Content starts
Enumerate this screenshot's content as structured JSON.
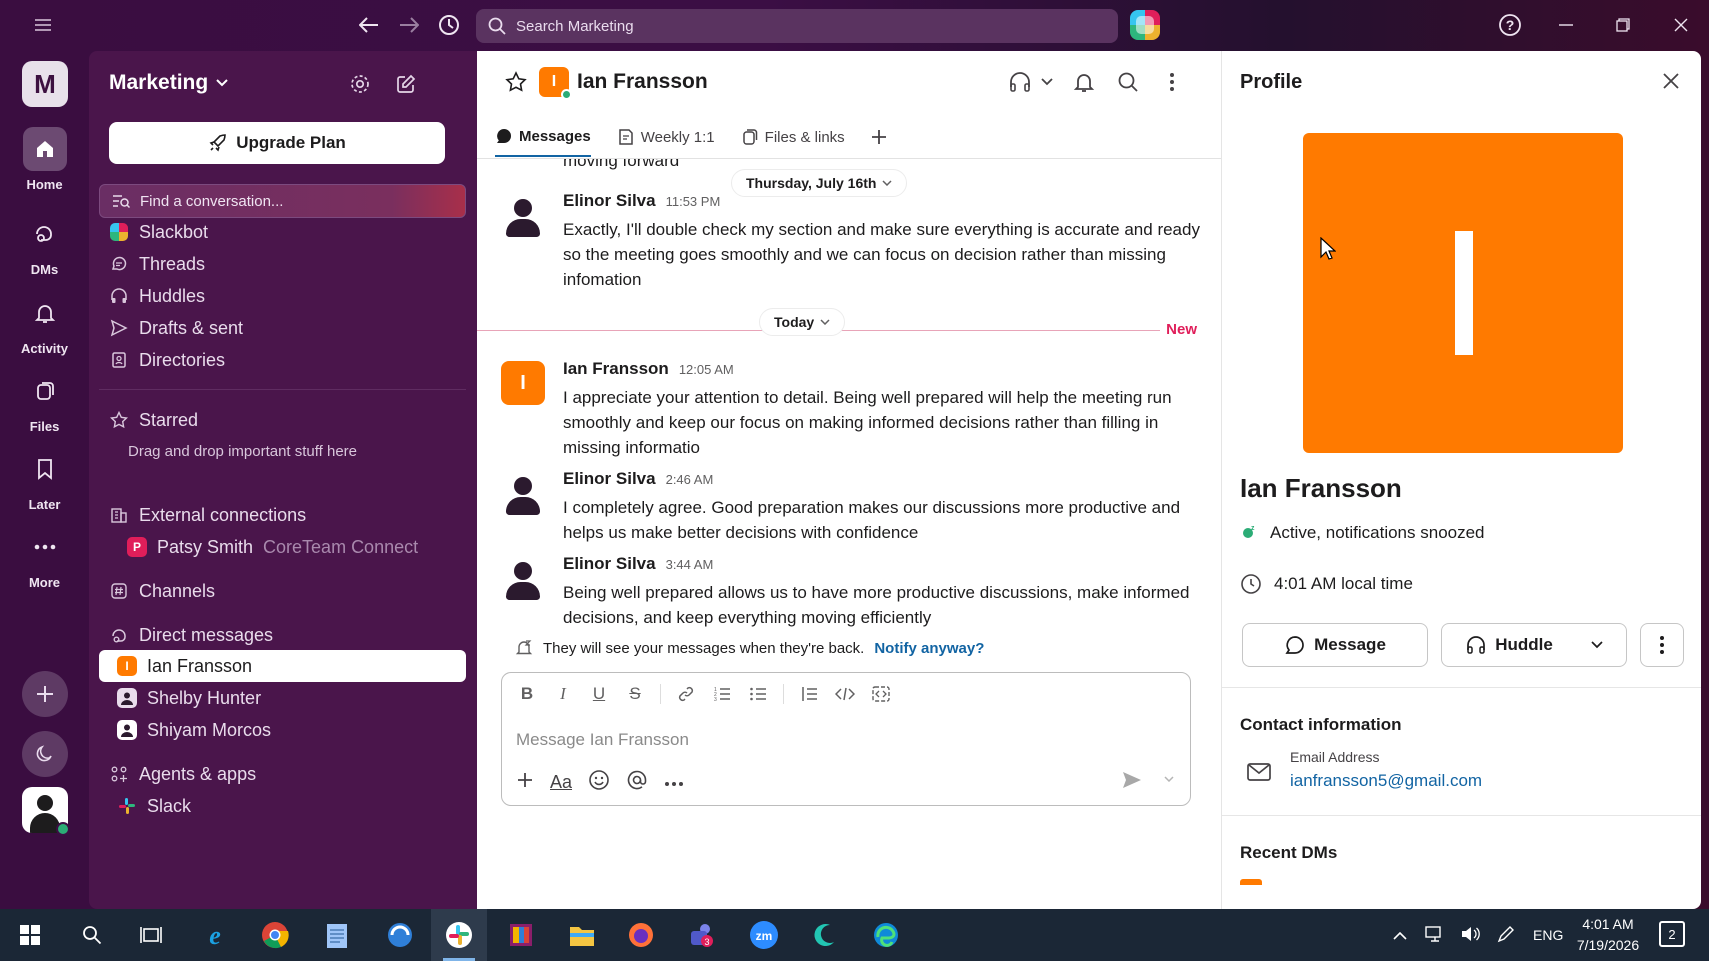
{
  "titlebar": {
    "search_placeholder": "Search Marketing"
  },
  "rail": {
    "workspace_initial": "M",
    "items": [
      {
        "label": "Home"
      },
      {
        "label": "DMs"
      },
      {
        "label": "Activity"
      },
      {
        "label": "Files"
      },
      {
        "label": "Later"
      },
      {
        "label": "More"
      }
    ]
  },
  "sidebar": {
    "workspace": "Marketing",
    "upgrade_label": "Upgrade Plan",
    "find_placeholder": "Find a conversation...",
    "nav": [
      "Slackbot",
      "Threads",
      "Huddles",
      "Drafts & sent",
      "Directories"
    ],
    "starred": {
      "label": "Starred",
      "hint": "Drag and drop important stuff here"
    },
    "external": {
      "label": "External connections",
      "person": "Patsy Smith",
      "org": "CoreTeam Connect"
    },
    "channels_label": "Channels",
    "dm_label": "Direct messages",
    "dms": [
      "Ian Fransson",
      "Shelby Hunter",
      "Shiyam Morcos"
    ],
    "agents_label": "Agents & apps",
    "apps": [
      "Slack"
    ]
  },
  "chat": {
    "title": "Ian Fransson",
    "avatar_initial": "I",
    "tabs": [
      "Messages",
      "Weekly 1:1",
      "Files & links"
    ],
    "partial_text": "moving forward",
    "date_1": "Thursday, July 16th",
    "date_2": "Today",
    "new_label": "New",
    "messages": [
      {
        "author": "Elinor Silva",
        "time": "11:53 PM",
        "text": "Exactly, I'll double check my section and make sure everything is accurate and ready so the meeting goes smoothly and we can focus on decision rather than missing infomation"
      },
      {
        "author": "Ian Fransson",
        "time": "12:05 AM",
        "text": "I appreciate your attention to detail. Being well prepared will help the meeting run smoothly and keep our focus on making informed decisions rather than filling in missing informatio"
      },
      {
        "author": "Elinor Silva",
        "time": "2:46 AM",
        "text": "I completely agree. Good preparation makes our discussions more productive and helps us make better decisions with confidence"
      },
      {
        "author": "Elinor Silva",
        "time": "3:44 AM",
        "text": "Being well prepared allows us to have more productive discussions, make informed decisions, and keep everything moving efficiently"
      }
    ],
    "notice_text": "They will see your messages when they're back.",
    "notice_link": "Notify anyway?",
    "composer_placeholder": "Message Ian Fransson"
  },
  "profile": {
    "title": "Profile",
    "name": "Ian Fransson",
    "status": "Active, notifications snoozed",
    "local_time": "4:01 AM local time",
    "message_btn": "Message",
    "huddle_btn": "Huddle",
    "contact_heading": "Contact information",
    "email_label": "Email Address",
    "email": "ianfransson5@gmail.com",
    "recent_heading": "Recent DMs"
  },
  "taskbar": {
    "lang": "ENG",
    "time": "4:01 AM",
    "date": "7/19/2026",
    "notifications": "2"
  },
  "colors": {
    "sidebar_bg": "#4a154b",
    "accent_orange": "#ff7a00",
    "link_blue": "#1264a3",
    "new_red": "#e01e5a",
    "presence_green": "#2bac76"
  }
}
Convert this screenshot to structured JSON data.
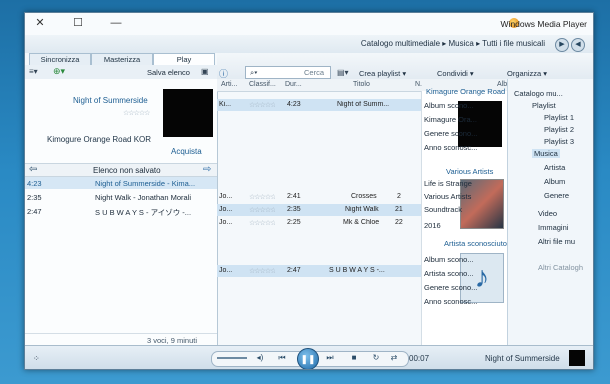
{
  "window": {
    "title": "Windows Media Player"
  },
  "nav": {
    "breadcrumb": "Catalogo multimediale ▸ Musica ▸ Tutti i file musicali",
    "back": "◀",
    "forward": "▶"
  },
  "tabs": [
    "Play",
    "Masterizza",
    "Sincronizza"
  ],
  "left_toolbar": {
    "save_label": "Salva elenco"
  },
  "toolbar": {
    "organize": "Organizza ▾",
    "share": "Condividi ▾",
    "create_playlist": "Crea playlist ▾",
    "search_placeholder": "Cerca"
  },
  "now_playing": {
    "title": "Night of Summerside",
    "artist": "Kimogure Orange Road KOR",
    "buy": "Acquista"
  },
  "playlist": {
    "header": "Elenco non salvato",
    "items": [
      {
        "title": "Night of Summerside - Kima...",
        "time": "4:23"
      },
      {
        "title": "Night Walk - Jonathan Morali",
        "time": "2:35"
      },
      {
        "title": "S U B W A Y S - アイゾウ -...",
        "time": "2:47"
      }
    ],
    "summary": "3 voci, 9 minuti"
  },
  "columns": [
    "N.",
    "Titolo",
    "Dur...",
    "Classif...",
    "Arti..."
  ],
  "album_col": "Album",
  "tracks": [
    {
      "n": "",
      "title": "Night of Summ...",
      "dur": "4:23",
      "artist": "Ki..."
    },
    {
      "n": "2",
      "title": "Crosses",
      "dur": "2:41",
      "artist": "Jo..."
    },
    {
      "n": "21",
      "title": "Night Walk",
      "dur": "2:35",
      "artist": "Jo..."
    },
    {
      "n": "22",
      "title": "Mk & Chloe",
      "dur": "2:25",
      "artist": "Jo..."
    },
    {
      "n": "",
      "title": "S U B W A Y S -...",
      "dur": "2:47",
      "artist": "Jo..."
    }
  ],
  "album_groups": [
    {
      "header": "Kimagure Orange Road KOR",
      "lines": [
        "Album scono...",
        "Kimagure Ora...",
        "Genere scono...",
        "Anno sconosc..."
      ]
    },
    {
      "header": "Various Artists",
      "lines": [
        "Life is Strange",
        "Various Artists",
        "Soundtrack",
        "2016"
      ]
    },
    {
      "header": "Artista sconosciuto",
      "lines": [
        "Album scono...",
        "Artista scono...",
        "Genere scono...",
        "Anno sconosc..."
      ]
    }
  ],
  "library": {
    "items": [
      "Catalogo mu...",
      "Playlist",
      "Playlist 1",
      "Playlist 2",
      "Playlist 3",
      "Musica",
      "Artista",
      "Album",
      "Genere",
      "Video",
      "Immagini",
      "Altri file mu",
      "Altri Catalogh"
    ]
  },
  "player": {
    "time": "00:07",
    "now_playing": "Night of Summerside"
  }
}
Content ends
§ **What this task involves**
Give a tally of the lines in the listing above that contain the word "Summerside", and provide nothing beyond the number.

§ **Task solution**
3